Earlier this week, The Wall Street Journal reported that doctors in the country who have organized to disseminate COVID-19 information to the public have lost their jobs, exacerbating the risk of COVID-19 and damaging the health care system. Nicaraguan President Daniel Ortega has reportedly stated that the COVID-19 epidemic is not as severe as reported and that it has not affected health systems or other sectors. Nicaragua often reports to the WHO weekly instead daily, but it has reported a total of 3,004 total cases and 108 deaths. While these numbers are relatively low, they are among the highest in Central America on a per capita basis. The authors of the Science letter state Nicaragua’s COVID-19 mortality as nearly 350 deaths per million population; however, other sources indicate that it is much lower ( 17.51 deaths per million population). We were unable to identify an official government report from a Nicaraguan health agency, so it is difficult to determine the actual scale of the country’s epidemic.

CRISIS STANDARDS OF CARE STAFFING GUIDANCE The US National Academies of Sciences, Engineering, and Medicine (NASEM) published a report outlining updated considerations for staffing needs while implementing crisis standards of care during the COVID-19 response. As the US battles a surge in COVID-19, particularly in areas of the country that were not severely affected early in the US epidemic, reports continue of hospitals and health systems struggling to meet COVID-19 patient demand. One option for managing major patient surge is to alter the existing standards of care to allow clinicians to treat more patients with fewer resources.

This NASEM report specifically addresses staffing issues in order to implement crisis standards of care in a safe and appropriate manner. The report includes recommendations regarding the transfer of staff between facilities and affected geographic areas, adjusting staff-to-patient ratios, utilizing external temporary or contracted personnel to supplement facility staffing, and changing personnel’s duties and responsibilities. Additionally, updated staffing models should address hazard pay or compensation; ensure appropriate leave or other time off for a variety of issues, including healthcare and family needs; and child care services to support increased personnel availability. In particular, the report highlights the demand for personnel with specialized training or skills during the COVID-19 response, including with respect to mechanical ventilation, and the importance of providing guidance and support regarding potential SARS-CoV-2 exposures and infections among healthcare workers and other personnel. This report builds on analysis and recommendations that the committee published in March .  

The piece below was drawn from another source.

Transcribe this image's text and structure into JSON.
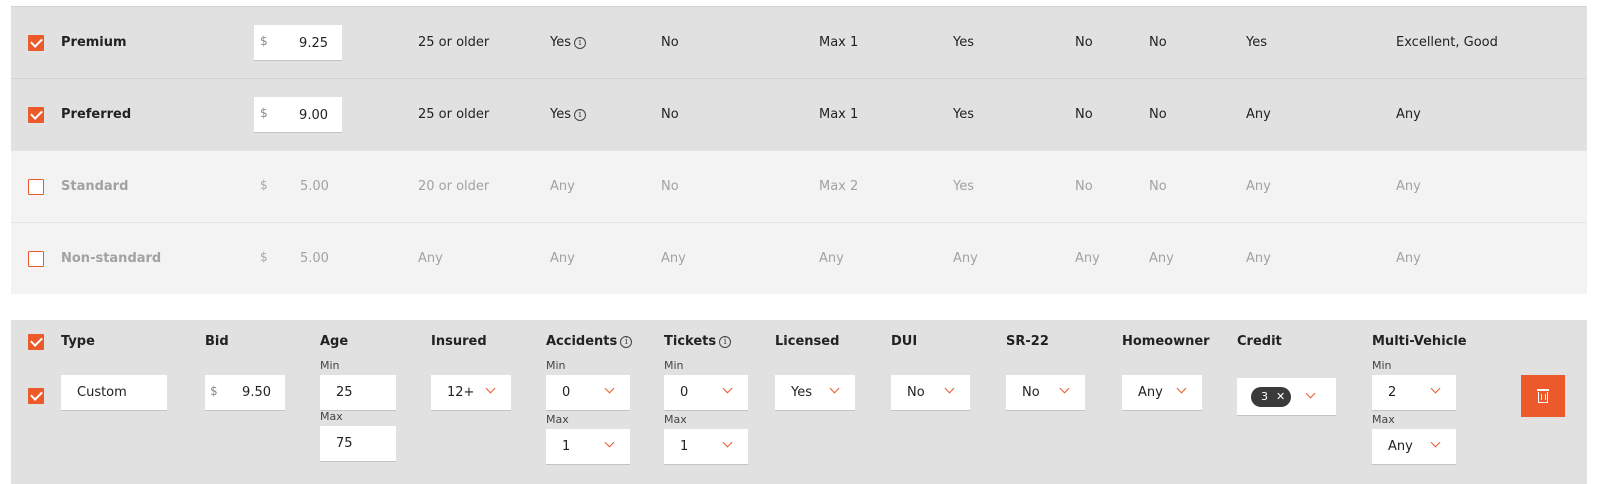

RESETTING THE US RESPONSE As the US rapidly approaches 5 million COVID-19 cases and 150,000 deaths, it is clear that changes to the national response plan are needed. Researchers at the Johns Hopkins Center for Health Security published a report outlining key steps to “reset” the US response and put the country on a better path toward effectively combating COVID-19. Operational recommendations include encouraging or, “when appropriate,” mandating nonpharmaceutical interventions, including mask use; reinstituting social distancing restrictions in hard-hit areas where health systems are stressed, including “stay at home” orders and prohibitions on large gatherings and other high-risk activities; and conducting and publishing epidemiological analysis, including for case investigations and contact tracing. Additionally, the report outlines recommendations to provide necessary infrastructure and support ongoing research and operational efforts, including scaling up supply chains for personal protective equipment and testing, improving distribution and allocation systems, conducting rapid research to address emerging information needs, and identifying and disseminating best practices for response operations and policies. Finally, the authors highlight the importance of preparing for the production, distribution, and administration of a future vaccine, including effective community engagement efforts.